[Data extracted from a collection]
* * *

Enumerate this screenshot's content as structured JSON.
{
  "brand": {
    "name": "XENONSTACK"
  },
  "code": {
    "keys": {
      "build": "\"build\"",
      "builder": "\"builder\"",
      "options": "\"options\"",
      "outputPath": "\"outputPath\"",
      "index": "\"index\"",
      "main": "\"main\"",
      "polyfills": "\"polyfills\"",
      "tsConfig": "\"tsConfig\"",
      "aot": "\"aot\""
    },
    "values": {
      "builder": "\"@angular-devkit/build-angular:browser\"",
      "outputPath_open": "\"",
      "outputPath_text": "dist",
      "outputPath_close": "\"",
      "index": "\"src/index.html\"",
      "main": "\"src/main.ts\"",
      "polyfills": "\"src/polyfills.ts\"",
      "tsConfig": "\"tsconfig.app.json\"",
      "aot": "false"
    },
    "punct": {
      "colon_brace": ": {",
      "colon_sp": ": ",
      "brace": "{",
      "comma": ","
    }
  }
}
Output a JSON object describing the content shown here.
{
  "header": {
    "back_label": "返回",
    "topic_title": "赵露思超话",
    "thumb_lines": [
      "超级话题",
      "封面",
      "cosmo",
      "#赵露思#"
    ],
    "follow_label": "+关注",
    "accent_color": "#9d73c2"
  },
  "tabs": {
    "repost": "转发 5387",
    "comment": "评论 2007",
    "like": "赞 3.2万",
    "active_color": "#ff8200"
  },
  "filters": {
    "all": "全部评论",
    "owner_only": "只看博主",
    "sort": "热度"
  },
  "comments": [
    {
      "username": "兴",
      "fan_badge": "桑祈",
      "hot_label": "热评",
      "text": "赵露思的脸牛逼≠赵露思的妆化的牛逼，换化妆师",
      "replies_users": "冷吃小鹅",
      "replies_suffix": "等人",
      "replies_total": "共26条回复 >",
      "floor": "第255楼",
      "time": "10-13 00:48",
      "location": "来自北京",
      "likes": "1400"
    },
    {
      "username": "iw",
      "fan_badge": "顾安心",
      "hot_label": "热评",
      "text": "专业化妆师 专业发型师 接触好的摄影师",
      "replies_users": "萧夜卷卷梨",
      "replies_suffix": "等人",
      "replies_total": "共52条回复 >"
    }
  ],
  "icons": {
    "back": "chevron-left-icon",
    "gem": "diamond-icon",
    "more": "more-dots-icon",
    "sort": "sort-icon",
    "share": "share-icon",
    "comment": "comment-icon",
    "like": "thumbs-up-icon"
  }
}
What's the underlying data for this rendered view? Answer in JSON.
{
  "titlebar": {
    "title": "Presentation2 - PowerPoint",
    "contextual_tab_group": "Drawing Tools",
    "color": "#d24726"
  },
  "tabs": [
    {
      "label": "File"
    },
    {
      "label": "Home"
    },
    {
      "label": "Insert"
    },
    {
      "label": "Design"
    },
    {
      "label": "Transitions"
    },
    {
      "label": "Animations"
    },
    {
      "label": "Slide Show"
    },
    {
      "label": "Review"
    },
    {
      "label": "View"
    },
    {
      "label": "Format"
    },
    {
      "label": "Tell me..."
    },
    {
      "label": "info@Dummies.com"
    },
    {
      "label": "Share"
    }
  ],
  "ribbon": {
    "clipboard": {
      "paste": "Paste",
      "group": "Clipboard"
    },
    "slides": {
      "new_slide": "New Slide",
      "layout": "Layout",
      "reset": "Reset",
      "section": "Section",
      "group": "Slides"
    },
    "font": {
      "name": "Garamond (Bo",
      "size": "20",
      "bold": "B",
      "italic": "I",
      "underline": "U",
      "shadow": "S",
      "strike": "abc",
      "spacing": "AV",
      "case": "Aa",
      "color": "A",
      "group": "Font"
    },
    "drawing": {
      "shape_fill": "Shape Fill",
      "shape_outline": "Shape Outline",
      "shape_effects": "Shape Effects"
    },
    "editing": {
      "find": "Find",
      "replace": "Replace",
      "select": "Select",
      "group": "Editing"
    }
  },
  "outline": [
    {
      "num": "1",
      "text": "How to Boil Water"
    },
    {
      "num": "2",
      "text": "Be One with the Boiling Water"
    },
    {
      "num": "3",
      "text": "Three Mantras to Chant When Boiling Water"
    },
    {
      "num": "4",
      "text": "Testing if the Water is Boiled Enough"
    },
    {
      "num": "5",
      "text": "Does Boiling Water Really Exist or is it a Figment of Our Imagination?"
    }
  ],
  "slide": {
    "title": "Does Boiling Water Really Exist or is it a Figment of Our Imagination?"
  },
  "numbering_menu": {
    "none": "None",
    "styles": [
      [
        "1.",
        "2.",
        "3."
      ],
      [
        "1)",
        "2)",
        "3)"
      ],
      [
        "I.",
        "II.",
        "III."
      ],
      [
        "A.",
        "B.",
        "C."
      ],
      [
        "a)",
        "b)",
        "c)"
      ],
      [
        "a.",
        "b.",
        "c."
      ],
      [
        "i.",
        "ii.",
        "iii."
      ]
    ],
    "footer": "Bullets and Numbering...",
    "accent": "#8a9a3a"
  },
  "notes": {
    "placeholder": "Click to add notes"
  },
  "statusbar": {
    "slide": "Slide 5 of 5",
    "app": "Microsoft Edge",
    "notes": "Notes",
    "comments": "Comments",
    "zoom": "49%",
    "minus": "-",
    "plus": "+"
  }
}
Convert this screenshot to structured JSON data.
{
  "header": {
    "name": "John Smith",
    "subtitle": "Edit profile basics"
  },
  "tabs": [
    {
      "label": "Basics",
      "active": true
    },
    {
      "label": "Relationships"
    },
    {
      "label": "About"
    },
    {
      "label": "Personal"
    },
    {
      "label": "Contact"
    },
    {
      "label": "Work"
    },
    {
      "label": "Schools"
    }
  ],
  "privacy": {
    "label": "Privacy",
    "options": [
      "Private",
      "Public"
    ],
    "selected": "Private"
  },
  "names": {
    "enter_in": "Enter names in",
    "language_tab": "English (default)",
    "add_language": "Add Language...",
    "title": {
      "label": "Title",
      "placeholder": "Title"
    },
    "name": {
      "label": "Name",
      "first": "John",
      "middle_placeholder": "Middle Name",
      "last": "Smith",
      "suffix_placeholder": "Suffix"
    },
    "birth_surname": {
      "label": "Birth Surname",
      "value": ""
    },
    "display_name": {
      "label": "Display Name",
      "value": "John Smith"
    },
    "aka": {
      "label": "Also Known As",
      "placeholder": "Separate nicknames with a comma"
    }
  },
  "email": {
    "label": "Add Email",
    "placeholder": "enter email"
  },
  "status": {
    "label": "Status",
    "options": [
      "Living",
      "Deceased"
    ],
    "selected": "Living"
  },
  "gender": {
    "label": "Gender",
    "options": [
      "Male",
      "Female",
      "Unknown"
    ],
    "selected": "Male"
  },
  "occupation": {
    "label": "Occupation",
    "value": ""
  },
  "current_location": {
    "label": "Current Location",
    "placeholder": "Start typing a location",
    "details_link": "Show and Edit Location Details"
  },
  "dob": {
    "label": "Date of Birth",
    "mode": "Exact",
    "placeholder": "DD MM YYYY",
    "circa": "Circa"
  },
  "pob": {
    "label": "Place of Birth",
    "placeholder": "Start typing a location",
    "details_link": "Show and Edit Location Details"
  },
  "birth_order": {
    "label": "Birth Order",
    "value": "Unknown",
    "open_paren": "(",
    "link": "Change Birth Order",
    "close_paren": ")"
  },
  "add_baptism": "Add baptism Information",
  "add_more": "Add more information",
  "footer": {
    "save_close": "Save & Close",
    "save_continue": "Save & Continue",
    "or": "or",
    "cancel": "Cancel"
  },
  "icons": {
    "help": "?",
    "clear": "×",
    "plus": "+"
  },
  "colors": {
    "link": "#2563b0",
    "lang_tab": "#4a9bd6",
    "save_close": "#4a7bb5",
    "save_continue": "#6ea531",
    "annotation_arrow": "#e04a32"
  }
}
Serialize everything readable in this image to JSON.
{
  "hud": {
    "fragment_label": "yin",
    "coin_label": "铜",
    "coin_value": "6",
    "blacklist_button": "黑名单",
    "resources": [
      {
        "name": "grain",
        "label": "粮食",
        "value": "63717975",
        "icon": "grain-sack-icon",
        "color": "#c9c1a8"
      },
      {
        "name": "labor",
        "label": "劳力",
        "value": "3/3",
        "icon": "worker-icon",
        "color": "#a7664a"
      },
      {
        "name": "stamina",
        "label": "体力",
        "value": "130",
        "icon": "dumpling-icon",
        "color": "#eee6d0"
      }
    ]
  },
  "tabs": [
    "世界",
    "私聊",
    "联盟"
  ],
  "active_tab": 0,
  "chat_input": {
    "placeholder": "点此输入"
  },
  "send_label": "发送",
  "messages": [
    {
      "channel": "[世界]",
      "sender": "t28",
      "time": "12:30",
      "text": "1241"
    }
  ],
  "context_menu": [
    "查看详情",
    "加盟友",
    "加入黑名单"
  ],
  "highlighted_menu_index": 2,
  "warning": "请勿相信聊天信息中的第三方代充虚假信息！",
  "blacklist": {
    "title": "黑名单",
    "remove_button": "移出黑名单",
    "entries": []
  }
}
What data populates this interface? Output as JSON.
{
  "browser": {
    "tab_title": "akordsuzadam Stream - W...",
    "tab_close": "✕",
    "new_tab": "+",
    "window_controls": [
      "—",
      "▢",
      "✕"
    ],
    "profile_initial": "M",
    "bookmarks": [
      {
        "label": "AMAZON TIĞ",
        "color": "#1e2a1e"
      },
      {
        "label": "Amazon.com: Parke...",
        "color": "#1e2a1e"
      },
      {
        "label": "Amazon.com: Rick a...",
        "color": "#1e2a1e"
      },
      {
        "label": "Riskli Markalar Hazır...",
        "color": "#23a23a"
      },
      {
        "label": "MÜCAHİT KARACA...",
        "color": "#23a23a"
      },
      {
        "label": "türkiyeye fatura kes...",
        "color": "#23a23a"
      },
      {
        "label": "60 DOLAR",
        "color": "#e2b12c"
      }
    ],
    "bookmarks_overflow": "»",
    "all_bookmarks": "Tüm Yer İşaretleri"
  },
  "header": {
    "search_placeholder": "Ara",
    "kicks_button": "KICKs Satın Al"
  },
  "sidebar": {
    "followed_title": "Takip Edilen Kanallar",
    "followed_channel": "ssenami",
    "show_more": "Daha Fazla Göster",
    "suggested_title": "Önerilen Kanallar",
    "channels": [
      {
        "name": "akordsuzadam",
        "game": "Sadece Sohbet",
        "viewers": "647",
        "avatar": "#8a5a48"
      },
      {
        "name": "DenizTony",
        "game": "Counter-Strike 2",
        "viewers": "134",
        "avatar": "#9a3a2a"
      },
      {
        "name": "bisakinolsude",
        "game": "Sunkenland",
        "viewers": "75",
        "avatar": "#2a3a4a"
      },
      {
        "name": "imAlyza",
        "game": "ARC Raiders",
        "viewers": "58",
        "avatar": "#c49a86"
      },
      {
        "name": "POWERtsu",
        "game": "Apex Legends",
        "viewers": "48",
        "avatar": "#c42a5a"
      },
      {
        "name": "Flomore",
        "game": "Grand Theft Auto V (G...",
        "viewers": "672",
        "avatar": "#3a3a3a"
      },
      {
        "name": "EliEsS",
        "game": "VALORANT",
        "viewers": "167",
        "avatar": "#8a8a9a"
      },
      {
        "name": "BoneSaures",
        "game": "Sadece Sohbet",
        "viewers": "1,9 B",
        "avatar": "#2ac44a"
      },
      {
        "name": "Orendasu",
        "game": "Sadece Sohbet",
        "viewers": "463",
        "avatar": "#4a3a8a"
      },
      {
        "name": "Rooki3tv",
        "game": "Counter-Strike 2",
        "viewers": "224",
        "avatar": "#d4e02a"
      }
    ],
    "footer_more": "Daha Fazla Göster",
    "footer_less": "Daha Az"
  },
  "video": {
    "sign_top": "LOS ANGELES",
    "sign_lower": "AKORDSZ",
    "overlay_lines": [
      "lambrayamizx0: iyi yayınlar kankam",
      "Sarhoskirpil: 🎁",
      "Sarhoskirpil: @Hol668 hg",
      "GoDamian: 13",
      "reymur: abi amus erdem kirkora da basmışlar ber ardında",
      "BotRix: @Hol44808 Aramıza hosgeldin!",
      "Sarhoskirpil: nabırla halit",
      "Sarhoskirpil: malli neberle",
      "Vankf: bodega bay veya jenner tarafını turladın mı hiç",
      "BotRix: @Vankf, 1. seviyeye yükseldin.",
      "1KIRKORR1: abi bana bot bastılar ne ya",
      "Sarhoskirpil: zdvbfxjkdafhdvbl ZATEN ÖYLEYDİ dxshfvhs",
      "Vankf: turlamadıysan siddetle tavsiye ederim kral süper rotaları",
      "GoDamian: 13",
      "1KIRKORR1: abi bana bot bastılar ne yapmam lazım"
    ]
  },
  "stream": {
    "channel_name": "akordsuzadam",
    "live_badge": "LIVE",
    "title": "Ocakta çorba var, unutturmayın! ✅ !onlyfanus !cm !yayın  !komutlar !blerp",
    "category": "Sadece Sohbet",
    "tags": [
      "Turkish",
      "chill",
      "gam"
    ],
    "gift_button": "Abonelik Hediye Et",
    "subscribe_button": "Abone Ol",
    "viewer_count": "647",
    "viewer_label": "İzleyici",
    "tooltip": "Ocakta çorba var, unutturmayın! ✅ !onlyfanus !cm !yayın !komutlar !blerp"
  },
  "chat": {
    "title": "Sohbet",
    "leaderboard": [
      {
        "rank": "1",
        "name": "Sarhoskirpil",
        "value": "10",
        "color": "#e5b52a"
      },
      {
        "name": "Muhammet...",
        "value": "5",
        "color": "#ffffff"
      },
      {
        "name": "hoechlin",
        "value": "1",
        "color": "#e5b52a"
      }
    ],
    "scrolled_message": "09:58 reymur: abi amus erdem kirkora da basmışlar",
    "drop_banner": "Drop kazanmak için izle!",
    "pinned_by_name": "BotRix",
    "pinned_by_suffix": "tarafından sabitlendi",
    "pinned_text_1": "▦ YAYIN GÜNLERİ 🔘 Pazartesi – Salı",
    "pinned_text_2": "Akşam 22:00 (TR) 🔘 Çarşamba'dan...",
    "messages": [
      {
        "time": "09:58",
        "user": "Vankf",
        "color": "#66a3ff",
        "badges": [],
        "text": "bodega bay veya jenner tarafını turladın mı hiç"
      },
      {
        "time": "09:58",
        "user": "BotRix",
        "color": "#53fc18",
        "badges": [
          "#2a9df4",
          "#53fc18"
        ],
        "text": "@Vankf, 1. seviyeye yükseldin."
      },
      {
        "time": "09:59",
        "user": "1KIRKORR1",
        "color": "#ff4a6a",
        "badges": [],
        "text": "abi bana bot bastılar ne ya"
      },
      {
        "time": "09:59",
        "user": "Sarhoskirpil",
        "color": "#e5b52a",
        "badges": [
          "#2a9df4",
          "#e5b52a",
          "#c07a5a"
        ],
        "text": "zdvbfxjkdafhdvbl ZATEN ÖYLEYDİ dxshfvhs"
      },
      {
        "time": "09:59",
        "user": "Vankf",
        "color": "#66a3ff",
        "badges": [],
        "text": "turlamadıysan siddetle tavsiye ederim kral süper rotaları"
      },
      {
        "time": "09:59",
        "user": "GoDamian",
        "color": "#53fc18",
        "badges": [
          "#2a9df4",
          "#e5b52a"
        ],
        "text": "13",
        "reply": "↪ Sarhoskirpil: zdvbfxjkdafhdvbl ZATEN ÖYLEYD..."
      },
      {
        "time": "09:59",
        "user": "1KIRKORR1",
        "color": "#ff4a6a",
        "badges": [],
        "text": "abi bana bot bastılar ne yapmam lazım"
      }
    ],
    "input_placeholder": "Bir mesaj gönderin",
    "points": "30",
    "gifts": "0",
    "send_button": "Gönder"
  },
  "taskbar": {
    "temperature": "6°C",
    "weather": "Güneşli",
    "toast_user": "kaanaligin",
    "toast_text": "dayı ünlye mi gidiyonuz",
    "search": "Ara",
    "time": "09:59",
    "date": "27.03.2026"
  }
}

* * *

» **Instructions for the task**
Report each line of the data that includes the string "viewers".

» **Response box**
        "viewers": "647",
        "viewers": "134",
        "viewers": "75",
        "viewers": "58",
        "viewers": "48",
        "viewers": "672",
        "viewers": "167",
        "viewers": "1,9 B",
        "viewers": "463",
        "viewers": "224",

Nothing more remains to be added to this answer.